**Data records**
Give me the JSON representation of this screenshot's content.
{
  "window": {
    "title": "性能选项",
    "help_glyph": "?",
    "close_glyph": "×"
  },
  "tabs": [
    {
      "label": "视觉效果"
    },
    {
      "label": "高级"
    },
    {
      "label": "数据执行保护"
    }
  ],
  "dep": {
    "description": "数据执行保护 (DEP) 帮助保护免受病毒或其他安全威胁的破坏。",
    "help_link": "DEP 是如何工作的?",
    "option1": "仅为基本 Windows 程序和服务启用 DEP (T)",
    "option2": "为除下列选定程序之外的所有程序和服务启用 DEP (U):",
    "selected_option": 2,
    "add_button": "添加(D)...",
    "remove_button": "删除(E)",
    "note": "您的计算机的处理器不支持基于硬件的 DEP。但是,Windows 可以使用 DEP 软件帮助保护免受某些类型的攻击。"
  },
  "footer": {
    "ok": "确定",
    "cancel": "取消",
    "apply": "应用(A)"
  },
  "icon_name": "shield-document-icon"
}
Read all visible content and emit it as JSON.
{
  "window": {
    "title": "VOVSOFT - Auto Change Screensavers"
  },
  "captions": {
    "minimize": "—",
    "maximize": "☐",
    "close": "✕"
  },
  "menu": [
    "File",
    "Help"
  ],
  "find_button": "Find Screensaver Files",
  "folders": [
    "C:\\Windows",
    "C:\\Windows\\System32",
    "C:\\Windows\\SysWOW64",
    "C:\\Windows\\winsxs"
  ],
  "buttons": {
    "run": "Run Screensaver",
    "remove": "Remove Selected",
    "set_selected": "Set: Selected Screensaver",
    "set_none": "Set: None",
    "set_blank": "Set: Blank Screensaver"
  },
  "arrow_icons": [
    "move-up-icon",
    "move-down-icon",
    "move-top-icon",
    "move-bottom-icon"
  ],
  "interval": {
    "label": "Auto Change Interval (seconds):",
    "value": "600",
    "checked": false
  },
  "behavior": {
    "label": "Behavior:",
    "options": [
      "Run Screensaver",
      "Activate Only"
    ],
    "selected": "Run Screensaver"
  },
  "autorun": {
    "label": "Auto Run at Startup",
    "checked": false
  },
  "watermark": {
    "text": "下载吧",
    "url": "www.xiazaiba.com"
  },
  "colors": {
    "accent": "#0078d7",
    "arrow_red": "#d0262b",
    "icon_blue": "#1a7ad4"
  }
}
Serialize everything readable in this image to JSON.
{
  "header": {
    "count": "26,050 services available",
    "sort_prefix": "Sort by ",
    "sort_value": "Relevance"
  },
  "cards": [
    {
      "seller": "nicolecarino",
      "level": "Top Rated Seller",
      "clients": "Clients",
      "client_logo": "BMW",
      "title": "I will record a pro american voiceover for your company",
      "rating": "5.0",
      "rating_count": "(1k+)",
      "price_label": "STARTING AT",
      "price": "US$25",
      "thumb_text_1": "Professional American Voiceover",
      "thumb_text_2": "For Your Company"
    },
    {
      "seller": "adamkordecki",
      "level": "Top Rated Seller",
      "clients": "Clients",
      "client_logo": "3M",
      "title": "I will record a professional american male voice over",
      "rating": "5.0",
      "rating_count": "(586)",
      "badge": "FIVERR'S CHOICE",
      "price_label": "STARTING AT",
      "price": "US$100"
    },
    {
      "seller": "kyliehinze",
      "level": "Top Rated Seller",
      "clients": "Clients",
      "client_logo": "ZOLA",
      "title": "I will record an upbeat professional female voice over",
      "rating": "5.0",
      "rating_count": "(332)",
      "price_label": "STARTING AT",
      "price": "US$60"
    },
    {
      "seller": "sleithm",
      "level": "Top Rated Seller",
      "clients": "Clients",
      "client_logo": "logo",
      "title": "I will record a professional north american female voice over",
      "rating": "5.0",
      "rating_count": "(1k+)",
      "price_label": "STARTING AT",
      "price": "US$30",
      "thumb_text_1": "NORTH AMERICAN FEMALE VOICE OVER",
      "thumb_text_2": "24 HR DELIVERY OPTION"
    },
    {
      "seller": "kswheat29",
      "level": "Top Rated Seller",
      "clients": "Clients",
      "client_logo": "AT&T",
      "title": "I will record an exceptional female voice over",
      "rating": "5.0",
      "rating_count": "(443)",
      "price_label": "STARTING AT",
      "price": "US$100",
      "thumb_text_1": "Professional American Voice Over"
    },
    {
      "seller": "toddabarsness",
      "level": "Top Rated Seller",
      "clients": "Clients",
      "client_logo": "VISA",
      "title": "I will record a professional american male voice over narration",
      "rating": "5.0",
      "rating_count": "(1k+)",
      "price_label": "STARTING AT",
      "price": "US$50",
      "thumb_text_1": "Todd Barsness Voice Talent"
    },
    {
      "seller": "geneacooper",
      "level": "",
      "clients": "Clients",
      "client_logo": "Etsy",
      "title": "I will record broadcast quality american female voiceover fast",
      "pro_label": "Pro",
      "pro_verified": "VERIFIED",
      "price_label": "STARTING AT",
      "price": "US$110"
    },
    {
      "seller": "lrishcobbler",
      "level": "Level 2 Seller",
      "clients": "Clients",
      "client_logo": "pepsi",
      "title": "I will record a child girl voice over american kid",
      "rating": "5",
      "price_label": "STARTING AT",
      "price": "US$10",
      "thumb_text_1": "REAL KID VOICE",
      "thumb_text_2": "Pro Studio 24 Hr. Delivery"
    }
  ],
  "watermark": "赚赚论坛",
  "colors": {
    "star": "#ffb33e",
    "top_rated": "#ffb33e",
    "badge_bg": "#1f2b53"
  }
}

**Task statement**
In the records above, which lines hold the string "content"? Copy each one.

**Result of the task**
Give me the JSON representation of this screenshot's content.
Read all visible content and emit it as JSON.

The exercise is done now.